- _Input material_
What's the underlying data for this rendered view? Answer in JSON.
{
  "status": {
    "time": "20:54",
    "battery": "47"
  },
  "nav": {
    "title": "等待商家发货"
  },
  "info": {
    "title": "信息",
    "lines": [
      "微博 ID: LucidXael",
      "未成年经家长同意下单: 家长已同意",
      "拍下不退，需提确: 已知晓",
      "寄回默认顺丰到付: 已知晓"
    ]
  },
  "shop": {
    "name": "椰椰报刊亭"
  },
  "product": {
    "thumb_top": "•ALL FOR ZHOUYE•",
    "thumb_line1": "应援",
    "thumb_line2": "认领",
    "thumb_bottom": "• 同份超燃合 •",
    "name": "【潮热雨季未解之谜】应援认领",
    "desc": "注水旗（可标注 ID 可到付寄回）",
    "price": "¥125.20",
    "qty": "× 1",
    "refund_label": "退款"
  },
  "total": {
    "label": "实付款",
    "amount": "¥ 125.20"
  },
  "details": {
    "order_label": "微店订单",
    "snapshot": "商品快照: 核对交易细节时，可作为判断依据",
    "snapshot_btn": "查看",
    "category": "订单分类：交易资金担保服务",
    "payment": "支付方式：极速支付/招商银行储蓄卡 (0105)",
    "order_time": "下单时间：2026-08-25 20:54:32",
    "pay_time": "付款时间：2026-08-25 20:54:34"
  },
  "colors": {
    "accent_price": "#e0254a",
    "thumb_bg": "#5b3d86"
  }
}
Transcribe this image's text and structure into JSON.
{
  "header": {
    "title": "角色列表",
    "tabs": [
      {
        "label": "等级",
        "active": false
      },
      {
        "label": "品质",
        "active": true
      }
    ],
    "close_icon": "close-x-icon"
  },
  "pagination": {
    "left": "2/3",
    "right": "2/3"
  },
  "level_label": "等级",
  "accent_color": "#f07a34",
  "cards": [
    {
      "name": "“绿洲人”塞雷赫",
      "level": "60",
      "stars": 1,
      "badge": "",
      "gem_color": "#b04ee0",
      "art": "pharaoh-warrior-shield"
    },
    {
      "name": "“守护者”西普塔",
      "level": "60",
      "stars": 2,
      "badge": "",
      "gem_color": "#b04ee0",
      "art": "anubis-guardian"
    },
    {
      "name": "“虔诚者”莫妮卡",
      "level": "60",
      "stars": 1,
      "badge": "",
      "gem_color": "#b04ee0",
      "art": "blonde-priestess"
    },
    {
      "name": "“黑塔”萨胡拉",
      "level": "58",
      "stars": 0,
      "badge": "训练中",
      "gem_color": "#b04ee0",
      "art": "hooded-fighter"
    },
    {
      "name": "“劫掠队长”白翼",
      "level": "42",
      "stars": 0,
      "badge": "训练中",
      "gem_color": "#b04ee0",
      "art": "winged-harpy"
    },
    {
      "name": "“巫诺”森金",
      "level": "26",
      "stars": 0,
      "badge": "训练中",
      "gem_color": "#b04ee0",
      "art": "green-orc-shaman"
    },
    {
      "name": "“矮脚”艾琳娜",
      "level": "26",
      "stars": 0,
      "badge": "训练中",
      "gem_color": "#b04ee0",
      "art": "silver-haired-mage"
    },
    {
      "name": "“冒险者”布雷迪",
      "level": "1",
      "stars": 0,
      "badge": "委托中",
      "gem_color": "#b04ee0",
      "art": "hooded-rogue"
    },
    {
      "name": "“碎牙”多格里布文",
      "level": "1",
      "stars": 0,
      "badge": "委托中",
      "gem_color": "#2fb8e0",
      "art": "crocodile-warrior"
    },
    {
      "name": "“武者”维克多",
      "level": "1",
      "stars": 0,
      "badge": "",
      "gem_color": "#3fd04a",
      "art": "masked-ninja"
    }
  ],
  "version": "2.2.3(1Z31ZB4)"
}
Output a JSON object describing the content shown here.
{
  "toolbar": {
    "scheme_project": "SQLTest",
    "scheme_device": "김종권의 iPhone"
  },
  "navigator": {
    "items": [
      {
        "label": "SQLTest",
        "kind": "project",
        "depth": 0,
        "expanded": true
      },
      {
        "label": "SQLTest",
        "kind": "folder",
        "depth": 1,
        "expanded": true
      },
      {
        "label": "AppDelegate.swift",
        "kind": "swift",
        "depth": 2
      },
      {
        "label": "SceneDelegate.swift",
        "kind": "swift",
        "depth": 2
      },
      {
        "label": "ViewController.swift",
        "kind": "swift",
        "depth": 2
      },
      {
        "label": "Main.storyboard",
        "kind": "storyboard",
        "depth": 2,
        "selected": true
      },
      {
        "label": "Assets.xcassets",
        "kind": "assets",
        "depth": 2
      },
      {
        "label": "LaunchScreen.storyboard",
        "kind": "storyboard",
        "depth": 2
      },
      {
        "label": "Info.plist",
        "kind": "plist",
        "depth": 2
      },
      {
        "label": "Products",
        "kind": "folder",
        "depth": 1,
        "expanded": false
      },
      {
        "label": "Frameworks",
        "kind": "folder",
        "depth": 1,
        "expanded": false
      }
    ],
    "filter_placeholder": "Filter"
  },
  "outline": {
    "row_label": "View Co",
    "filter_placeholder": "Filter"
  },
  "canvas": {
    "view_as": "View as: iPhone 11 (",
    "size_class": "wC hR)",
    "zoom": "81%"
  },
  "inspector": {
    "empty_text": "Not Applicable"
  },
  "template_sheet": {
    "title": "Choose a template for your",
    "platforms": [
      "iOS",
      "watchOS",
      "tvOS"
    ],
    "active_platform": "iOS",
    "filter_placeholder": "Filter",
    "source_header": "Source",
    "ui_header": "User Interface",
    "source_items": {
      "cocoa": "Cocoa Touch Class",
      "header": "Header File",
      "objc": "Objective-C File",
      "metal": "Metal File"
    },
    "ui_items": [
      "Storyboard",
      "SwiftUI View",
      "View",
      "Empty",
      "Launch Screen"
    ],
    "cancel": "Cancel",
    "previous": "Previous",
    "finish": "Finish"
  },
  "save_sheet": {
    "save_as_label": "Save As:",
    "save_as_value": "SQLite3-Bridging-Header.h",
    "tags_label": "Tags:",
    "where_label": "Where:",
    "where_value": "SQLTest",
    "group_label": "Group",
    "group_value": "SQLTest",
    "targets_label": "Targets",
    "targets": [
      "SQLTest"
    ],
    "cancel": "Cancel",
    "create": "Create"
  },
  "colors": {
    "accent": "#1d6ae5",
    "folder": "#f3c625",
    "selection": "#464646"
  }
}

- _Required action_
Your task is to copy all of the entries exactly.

- _Answer box_
What's the underlying data for this rendered view? Answer in JSON.
{
  "status": {
    "time": "20:54",
    "battery": "47"
  },
  "nav": {
    "title": "等待商家发货"
  },
  "info": {
    "title": "信息",
    "lines": [
      "微博 ID: LucidXael",
      "未成年经家长同意下单: 家长已同意",
      "拍下不退，需提确: 已知晓",
      "寄回默认顺丰到付: 已知晓"
    ]
  },
  "shop": {
    "name": "椰椰报刊亭"
  },
  "product": {
    "thumb_top": "•ALL FOR ZHOUYE•",
    "thumb_line1": "应援",
    "thumb_line2": "认领",
    "thumb_bottom": "• 同份超燃合 •",
    "name": "【潮热雨季未解之谜】应援认领",
    "desc": "注水旗（可标注 ID 可到付寄回）",
    "price": "¥125.20",
    "qty": "× 1",
    "refund_label": "退款"
  },
  "total": {
    "label": "实付款",
    "amount": "¥ 125.20"
  },
  "details": {
    "order_label": "微店订单",
    "snapshot": "商品快照: 核对交易细节时，可作为判断依据",
    "snapshot_btn": "查看",
    "category": "订单分类：交易资金担保服务",
    "payment": "支付方式：极速支付/招商银行储蓄卡 (0105)",
    "order_time": "下单时间：2026-08-25 20:54:32",
    "pay_time": "付款时间：2026-08-25 20:54:34"
  },
  "colors": {
    "accent_price": "#e0254a",
    "thumb_bg": "#5b3d86"
  }
}
Transcribe this image's text and structure into JSON.
{
  "header": {
    "title": "角色列表",
    "tabs": [
      {
        "label": "等级",
        "active": false
      },
      {
        "label": "品质",
        "active": true
      }
    ],
    "close_icon": "close-x-icon"
  },
  "pagination": {
    "left": "2/3",
    "right": "2/3"
  },
  "level_label": "等级",
  "accent_color": "#f07a34",
  "cards": [
    {
      "name": "“绿洲人”塞雷赫",
      "level": "60",
      "stars": 1,
      "badge": "",
      "gem_color": "#b04ee0",
      "art": "pharaoh-warrior-shield"
    },
    {
      "name": "“守护者”西普塔",
      "level": "60",
      "stars": 2,
      "badge": "",
      "gem_color": "#b04ee0",
      "art": "anubis-guardian"
    },
    {
      "name": "“虔诚者”莫妮卡",
      "level": "60",
      "stars": 1,
      "badge": "",
      "gem_color": "#b04ee0",
      "art": "blonde-priestess"
    },
    {
      "name": "“黑塔”萨胡拉",
      "level": "58",
      "stars": 0,
      "badge": "训练中",
      "gem_color": "#b04ee0",
      "art": "hooded-fighter"
    },
    {
      "name": "“劫掠队长”白翼",
      "level": "42",
      "stars": 0,
      "badge": "训练中",
      "gem_color": "#b04ee0",
      "art": "winged-harpy"
    },
    {
      "name": "“巫诺”森金",
      "level": "26",
      "stars": 0,
      "badge": "训练中",
      "gem_color": "#b04ee0",
      "art": "green-orc-shaman"
    },
    {
      "name": "“矮脚”艾琳娜",
      "level": "26",
      "stars": 0,
      "badge": "训练中",
      "gem_color": "#b04ee0",
      "art": "silver-haired-mage"
    },
    {
      "name": "“冒险者”布雷迪",
      "level": "1",
      "stars": 0,
      "badge": "委托中",
      "gem_color": "#b04ee0",
      "art": "hooded-rogue"
    },
    {
      "name": "“碎牙”多格里布文",
      "level": "1",
      "stars": 0,
      "badge": "委托中",
      "gem_color": "#2fb8e0",
      "art": "crocodile-warrior"
    },
    {
      "name": "“武者”维克多",
      "level": "1",
      "stars": 0,
      "badge": "",
      "gem_color": "#3fd04a",
      "art": "masked-ninja"
    }
  ],
  "version": "2.2.3(1Z31ZB4)"
}
Output a JSON object describing the content shown here.
{
  "toolbar": {
    "scheme_project": "SQLTest",
    "scheme_device": "김종권의 iPhone"
  },
  "navigator": {
    "items": [
      {
        "label": "SQLTest",
        "kind": "project",
        "depth": 0,
        "expanded": true
      },
      {
        "label": "SQLTest",
        "kind": "folder",
        "depth": 1,
        "expanded": true
      },
      {
        "label": "AppDelegate.swift",
        "kind": "swift",
        "depth": 2
      },
      {
        "label": "SceneDelegate.swift",
        "kind": "swift",
        "depth": 2
      },
      {
        "label": "ViewController.swift",
        "kind": "swift",
        "depth": 2
      },
      {
        "label": "Main.storyboard",
        "kind": "storyboard",
        "depth": 2,
        "selected": true
      },
      {
        "label": "Assets.xcassets",
        "kind": "assets",
        "depth": 2
      },
      {
        "label": "LaunchScreen.storyboard",
        "kind": "storyboard",
        "depth": 2
      },
      {
        "label": "Info.plist",
        "kind": "plist",
        "depth": 2
      },
      {
        "label": "Products",
        "kind": "folder",
        "depth": 1,
        "expanded": false
      },
      {
        "label": "Frameworks",
        "kind": "folder",
        "depth": 1,
        "expanded": false
      }
    ],
    "filter_placeholder": "Filter"
  },
  "outline": {
    "row_label": "View Co",
    "filter_placeholder": "Filter"
  },
  "canvas": {
    "view_as": "View as: iPhone 11 (",
    "size_class": "wC hR)",
    "zoom": "81%"
  },
  "inspector": {
    "empty_text": "Not Applicable"
  },
  "template_sheet": {
    "title": "Choose a template for your",
    "platforms": [
      "iOS",
      "watchOS",
      "tvOS"
    ],
    "active_platform": "iOS",
    "filter_placeholder": "Filter",
    "source_header": "Source",
    "ui_header": "User Interface",
    "source_items": {
      "cocoa": "Cocoa Touch Class",
      "header": "Header File",
      "objc": "Objective-C File",
      "metal": "Metal File"
    },
    "ui_items": [
      "Storyboard",
      "SwiftUI View",
      "View",
      "Empty",
      "Launch Screen"
    ],
    "cancel": "Cancel",
    "previous": "Previous",
    "finish": "Finish"
  },
  "save_sheet": {
    "save_as_label": "Save As:",
    "save_as_value": "SQLite3-Bridging-Header.h",
    "tags_label": "Tags:",
    "where_label": "Where:",
    "where_value": "SQLTest",
    "group_label": "Group",
    "group_value": "SQLTest",
    "targets_label": "Targets",
    "targets": [
      "SQLTest"
    ],
    "cancel": "Cancel",
    "create": "Create"
  },
  "colors": {
    "accent": "#1d6ae5",
    "folder": "#f3c625",
    "selection": "#464646"
  }
}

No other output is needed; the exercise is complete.